**Your goal:**
Give back, unchanged, each line from the one containing "Output a JSON" through the last line of the entries below.

Records provided: Begin

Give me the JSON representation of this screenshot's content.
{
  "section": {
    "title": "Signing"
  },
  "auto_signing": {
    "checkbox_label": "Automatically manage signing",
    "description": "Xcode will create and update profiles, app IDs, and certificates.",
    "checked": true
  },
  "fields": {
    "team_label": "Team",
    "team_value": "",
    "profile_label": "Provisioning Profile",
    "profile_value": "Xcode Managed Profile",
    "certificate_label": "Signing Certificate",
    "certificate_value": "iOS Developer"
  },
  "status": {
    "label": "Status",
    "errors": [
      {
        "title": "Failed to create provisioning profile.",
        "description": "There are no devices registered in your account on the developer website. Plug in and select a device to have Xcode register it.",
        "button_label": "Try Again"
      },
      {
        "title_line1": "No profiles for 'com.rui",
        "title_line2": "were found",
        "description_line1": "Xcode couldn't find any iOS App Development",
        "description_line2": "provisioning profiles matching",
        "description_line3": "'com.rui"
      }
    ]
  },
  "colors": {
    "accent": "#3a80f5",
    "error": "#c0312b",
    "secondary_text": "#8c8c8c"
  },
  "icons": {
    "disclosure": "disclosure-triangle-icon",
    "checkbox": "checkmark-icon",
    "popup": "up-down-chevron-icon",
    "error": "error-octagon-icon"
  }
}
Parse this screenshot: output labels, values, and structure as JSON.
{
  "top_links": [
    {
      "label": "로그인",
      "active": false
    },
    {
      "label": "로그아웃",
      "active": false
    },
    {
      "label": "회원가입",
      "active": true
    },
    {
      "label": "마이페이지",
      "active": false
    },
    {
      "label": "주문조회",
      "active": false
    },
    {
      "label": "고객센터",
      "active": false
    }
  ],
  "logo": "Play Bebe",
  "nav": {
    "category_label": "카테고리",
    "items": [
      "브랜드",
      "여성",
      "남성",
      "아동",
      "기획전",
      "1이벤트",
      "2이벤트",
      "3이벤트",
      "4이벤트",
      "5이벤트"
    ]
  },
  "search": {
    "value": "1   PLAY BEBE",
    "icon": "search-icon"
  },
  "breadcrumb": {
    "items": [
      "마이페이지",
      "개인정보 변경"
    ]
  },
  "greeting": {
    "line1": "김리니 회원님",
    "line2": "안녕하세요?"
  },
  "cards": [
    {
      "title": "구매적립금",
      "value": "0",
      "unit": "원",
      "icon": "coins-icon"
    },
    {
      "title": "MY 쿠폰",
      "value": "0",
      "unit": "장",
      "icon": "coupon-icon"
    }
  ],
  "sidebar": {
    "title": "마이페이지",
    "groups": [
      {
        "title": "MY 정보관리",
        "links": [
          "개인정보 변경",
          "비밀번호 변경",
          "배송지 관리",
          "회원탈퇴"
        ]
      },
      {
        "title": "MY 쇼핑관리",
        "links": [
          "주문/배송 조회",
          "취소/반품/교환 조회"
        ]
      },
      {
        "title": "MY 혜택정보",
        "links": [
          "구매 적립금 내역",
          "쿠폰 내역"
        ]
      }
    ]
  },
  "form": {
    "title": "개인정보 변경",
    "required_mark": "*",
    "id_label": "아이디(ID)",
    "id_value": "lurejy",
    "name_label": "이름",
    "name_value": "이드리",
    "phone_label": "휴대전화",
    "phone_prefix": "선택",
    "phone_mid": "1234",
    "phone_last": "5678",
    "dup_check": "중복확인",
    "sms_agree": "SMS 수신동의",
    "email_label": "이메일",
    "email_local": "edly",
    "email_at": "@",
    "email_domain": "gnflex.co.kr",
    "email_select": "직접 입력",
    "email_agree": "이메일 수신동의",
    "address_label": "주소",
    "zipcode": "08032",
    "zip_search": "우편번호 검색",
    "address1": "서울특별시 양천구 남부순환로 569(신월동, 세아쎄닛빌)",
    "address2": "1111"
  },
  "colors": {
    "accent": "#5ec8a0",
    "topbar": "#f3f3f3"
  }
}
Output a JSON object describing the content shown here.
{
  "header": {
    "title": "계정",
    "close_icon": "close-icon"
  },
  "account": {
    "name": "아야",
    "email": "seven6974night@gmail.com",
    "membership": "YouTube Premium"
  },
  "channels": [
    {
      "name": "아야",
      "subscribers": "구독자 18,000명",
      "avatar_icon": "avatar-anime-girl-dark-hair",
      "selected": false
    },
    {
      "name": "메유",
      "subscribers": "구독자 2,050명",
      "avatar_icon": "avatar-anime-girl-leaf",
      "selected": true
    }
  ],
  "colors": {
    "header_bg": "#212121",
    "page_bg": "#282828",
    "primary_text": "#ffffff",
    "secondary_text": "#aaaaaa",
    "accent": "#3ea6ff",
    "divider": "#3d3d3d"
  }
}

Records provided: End

**Worked solution:**
Output a JSON object describing the content shown here.
{
  "header": {
    "title": "계정",
    "close_icon": "close-icon"
  },
  "account": {
    "name": "아야",
    "email": "seven6974night@gmail.com",
    "membership": "YouTube Premium"
  },
  "channels": [
    {
      "name": "아야",
      "subscribers": "구독자 18,000명",
      "avatar_icon": "avatar-anime-girl-dark-hair",
      "selected": false
    },
    {
      "name": "메유",
      "subscribers": "구독자 2,050명",
      "avatar_icon": "avatar-anime-girl-leaf",
      "selected": true
    }
  ],
  "colors": {
    "header_bg": "#212121",
    "page_bg": "#282828",
    "primary_text": "#ffffff",
    "secondary_text": "#aaaaaa",
    "accent": "#3ea6ff",
    "divider": "#3d3d3d"
  }
}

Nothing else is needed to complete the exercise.